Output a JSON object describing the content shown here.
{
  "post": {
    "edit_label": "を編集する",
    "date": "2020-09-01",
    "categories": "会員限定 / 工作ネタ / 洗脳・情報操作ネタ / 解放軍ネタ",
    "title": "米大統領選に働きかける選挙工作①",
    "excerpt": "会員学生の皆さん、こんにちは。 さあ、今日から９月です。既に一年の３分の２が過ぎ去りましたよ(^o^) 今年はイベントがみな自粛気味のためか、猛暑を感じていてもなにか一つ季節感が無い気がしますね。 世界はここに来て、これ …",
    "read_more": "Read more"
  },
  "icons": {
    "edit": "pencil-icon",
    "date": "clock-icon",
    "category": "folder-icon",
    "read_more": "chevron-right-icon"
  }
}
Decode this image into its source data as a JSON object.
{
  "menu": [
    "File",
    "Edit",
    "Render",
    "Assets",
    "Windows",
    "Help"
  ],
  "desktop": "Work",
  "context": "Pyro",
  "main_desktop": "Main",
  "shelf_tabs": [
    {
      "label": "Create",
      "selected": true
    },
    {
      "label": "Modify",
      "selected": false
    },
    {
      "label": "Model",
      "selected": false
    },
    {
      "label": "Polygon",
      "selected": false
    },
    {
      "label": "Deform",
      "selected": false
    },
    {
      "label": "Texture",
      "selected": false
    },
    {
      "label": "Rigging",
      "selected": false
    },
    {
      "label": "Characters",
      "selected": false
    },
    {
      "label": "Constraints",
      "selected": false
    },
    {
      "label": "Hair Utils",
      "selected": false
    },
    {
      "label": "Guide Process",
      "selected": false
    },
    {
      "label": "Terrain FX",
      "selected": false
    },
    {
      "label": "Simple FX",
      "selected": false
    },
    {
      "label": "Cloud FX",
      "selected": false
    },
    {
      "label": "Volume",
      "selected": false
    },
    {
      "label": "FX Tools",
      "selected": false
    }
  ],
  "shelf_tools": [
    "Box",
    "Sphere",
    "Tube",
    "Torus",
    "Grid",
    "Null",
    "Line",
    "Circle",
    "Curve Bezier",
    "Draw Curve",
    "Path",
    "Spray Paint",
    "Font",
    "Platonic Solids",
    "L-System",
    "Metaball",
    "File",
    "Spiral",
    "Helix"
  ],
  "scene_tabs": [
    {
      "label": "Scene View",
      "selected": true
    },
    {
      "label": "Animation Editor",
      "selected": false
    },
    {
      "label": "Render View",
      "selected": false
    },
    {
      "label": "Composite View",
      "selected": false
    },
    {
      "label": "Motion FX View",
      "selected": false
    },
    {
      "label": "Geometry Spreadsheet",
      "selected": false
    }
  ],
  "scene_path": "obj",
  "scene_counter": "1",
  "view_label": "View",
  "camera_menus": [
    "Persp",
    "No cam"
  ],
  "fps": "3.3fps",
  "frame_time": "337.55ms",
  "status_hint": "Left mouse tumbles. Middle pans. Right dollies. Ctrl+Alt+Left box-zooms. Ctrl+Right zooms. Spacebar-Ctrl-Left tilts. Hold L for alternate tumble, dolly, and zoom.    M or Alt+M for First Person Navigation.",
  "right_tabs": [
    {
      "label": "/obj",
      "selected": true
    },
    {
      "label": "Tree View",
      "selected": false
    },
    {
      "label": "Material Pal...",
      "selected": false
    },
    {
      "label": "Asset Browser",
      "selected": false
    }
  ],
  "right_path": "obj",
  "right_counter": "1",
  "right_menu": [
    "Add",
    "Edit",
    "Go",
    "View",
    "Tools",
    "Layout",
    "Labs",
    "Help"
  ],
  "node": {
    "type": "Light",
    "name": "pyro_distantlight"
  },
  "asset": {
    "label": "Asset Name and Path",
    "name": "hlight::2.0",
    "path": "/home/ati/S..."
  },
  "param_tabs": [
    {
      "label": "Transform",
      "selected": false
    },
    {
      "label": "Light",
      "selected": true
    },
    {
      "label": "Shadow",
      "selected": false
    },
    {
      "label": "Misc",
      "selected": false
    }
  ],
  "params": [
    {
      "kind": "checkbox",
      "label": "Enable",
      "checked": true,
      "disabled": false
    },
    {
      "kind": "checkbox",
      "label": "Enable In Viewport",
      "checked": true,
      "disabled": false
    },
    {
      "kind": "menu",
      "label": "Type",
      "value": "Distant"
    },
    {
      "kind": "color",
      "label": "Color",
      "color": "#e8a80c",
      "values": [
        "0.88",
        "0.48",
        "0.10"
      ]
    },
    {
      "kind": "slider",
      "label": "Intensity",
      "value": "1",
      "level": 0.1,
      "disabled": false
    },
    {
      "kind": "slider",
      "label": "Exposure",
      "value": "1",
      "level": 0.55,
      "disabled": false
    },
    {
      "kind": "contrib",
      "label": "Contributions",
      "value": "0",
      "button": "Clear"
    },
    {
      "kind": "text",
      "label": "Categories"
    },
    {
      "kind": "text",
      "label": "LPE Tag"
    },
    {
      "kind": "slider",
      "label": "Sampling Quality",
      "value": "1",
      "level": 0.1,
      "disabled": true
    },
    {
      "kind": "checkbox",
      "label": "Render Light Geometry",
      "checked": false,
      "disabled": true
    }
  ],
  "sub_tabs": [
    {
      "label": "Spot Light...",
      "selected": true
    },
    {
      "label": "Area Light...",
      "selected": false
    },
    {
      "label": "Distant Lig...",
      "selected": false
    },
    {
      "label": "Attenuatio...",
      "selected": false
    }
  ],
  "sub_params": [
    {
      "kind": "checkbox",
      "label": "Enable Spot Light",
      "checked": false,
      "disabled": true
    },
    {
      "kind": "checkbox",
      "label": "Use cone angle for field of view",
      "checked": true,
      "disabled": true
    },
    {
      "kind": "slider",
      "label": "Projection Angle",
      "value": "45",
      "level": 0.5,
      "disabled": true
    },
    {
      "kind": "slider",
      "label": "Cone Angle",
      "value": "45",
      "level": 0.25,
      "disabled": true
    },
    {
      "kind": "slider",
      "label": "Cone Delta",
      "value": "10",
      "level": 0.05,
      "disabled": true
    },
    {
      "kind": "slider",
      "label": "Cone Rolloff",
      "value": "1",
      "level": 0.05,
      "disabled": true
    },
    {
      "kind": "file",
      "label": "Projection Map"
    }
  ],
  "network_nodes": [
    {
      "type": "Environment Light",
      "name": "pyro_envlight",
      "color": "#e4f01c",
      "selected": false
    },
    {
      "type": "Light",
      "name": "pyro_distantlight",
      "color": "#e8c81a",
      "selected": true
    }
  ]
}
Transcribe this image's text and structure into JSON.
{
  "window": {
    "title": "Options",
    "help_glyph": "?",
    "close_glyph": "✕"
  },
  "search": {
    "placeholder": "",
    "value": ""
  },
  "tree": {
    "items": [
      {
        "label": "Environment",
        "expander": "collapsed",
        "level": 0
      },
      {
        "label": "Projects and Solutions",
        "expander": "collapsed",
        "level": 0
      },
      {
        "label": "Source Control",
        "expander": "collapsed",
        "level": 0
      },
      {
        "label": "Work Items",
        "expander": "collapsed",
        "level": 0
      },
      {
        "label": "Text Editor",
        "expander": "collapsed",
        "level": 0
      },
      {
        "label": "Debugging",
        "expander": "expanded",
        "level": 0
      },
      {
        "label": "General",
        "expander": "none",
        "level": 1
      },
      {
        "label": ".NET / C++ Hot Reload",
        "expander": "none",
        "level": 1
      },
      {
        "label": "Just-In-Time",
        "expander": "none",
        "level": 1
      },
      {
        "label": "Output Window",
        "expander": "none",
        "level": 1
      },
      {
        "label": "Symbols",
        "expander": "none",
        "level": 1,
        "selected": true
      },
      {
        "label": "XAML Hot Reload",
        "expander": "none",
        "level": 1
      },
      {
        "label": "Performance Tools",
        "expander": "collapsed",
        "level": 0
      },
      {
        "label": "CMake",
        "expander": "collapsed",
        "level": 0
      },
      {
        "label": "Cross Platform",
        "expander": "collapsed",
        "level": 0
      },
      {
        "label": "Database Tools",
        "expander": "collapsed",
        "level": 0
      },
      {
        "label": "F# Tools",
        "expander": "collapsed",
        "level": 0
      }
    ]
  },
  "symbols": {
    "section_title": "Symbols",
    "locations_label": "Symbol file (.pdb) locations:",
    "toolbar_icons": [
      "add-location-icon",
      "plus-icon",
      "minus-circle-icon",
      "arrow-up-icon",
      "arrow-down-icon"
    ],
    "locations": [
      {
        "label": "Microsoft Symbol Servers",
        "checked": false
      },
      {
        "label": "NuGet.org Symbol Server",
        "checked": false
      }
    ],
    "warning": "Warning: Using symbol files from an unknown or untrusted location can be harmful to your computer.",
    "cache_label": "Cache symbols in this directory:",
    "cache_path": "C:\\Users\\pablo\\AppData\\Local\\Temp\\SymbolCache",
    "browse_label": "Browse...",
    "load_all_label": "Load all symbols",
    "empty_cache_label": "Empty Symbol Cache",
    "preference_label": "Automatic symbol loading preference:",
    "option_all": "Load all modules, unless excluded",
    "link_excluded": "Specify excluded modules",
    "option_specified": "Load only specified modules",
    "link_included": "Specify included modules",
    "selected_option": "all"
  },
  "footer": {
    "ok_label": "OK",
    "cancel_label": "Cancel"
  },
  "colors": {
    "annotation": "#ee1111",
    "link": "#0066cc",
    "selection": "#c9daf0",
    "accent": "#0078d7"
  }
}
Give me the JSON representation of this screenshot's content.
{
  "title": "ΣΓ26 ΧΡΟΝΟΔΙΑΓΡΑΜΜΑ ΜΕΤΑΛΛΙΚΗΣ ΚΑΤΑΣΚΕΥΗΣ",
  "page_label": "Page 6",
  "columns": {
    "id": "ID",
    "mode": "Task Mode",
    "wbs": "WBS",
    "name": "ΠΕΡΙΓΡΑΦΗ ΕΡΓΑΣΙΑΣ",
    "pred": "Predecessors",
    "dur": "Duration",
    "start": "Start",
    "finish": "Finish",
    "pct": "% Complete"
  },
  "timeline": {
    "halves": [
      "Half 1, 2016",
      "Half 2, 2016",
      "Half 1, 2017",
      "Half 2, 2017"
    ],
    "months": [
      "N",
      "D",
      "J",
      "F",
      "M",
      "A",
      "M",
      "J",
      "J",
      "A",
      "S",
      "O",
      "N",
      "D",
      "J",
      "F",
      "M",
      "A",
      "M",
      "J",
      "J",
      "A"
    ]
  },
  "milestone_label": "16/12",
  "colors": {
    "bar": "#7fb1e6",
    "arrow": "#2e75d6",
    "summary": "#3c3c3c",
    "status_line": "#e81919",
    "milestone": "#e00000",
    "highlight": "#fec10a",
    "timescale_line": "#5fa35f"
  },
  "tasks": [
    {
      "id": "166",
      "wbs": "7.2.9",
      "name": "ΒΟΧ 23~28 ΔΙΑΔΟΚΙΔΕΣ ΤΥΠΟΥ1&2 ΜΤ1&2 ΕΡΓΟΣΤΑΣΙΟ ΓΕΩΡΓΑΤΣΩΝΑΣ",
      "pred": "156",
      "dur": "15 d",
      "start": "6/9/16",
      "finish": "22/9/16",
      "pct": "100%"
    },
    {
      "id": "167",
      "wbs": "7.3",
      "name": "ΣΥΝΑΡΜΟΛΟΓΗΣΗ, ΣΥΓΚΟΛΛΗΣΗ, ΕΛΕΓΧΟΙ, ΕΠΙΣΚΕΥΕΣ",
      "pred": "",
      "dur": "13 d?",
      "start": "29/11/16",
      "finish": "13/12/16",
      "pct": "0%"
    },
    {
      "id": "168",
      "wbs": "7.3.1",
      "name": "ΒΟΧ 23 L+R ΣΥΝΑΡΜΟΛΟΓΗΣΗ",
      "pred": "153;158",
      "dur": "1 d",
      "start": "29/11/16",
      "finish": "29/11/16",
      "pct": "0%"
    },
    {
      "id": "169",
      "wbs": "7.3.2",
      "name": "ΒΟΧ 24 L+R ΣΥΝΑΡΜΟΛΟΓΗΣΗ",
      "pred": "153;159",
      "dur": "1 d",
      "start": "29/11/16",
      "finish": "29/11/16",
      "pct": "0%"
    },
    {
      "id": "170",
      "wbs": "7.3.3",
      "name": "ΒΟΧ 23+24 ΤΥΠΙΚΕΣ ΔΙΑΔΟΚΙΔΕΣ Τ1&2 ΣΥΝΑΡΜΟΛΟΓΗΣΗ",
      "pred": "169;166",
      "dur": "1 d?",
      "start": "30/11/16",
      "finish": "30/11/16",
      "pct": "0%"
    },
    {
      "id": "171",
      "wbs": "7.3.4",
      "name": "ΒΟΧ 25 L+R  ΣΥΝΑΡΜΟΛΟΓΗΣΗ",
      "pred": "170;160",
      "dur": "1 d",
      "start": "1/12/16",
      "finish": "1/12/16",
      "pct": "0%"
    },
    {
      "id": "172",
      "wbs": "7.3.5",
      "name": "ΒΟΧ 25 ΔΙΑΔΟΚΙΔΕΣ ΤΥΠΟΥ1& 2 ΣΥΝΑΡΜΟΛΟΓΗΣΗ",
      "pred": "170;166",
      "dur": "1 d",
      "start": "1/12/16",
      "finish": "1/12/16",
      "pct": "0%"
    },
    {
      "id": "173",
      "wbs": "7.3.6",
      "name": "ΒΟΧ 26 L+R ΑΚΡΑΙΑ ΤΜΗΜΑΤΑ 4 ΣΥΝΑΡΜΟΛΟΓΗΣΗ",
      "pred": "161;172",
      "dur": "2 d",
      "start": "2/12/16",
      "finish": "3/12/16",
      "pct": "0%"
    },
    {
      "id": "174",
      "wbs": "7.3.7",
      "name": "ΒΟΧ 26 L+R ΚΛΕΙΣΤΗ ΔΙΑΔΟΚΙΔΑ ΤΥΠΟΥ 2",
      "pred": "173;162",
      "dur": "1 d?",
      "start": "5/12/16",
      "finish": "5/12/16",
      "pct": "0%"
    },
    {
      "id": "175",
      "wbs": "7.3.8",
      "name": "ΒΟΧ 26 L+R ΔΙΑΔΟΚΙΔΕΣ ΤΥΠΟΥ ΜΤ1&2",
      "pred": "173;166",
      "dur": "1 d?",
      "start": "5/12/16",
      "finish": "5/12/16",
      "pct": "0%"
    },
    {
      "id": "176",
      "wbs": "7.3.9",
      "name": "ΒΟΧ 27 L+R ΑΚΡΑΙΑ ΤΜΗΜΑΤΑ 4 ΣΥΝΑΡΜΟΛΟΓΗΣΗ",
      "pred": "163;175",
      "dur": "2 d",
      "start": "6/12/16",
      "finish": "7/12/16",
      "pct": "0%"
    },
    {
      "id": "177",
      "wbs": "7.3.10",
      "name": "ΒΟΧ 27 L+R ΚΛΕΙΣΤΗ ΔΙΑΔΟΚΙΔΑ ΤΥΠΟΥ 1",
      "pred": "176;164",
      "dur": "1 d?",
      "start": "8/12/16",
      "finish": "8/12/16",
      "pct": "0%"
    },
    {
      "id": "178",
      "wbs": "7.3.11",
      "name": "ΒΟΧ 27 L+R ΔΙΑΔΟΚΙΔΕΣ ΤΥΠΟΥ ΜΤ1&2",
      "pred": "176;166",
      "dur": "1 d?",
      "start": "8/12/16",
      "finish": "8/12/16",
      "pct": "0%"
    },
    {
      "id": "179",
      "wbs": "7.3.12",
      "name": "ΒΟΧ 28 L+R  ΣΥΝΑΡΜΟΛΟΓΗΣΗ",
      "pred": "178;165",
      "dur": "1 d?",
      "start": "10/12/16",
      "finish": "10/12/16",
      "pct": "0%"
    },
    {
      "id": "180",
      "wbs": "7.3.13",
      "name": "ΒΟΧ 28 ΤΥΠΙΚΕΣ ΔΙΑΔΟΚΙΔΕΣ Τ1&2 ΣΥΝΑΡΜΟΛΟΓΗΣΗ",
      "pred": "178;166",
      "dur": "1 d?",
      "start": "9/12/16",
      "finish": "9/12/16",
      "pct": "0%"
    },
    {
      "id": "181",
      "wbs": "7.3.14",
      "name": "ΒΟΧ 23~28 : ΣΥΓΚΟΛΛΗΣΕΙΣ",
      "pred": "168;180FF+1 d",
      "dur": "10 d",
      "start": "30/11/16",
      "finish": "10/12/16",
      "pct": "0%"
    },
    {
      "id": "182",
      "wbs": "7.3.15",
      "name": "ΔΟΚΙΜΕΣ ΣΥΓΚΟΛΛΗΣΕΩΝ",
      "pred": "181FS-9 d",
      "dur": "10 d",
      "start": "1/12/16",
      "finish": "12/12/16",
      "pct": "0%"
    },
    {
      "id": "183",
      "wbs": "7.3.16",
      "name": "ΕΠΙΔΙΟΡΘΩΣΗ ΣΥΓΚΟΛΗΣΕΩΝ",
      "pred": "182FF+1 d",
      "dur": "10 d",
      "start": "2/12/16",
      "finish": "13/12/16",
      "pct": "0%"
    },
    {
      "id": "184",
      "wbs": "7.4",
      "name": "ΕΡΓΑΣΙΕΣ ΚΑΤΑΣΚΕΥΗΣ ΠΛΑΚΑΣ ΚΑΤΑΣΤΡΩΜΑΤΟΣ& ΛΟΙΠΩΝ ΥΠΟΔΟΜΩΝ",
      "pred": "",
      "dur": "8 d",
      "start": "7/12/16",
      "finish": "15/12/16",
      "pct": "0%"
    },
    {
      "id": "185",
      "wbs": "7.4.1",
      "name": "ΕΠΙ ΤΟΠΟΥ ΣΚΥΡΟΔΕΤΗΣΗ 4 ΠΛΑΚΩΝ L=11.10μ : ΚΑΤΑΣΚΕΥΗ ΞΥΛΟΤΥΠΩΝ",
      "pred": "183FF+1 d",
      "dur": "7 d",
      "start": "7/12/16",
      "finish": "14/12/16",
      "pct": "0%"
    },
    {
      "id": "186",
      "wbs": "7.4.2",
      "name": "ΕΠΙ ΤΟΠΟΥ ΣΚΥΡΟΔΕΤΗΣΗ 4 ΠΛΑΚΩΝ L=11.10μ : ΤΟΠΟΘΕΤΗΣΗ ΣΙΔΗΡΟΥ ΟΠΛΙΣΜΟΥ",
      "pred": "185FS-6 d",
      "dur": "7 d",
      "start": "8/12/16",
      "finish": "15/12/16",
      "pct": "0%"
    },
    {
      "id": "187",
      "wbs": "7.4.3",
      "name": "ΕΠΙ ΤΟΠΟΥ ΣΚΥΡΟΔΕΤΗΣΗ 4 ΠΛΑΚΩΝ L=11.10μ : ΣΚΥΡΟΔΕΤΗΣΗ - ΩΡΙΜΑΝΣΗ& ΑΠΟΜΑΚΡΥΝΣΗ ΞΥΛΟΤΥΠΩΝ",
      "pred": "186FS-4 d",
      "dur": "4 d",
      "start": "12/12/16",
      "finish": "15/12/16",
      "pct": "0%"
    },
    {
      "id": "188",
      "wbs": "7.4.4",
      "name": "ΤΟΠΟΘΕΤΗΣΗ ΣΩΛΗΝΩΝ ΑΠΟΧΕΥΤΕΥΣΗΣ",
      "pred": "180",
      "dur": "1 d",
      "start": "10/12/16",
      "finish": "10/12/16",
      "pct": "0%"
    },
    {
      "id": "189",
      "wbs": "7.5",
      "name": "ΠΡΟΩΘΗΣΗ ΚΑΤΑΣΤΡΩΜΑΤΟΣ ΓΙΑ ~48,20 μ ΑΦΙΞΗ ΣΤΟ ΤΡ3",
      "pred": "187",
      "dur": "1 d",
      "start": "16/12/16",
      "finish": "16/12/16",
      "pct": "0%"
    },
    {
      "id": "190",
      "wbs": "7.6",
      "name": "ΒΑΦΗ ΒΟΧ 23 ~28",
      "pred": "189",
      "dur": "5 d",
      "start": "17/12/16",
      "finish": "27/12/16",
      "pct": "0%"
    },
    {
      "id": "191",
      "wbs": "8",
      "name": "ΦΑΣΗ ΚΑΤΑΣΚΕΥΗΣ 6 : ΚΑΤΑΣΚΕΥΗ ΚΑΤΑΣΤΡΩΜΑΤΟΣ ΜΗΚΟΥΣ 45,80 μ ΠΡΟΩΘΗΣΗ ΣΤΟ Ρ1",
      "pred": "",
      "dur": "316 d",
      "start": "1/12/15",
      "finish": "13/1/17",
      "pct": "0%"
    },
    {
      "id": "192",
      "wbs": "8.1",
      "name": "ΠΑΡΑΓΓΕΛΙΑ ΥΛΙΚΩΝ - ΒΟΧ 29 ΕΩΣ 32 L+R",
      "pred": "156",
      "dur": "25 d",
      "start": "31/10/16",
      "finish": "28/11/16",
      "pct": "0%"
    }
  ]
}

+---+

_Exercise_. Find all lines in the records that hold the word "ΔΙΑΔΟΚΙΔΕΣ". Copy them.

_Response for this exercise_.
      "name": "ΒΟΧ 23~28 ΔΙΑΔΟΚΙΔΕΣ ΤΥΠΟΥ1&2 ΜΤ1&2 ΕΡΓΟΣΤΑΣΙΟ ΓΕΩΡΓΑΤΣΩΝΑΣ",
      "name": "ΒΟΧ 23+24 ΤΥΠΙΚΕΣ ΔΙΑΔΟΚΙΔΕΣ Τ1&2 ΣΥΝΑΡΜΟΛΟΓΗΣΗ",
      "name": "ΒΟΧ 25 ΔΙΑΔΟΚΙΔΕΣ ΤΥΠΟΥ1& 2 ΣΥΝΑΡΜΟΛΟΓΗΣΗ",
      "name": "ΒΟΧ 26 L+R ΔΙΑΔΟΚΙΔΕΣ ΤΥΠΟΥ ΜΤ1&2",
      "name": "ΒΟΧ 27 L+R ΔΙΑΔΟΚΙΔΕΣ ΤΥΠΟΥ ΜΤ1&2",
      "name": "ΒΟΧ 28 ΤΥΠΙΚΕΣ ΔΙΑΔΟΚΙΔΕΣ Τ1&2 ΣΥΝΑΡΜΟΛΟΓΗΣΗ",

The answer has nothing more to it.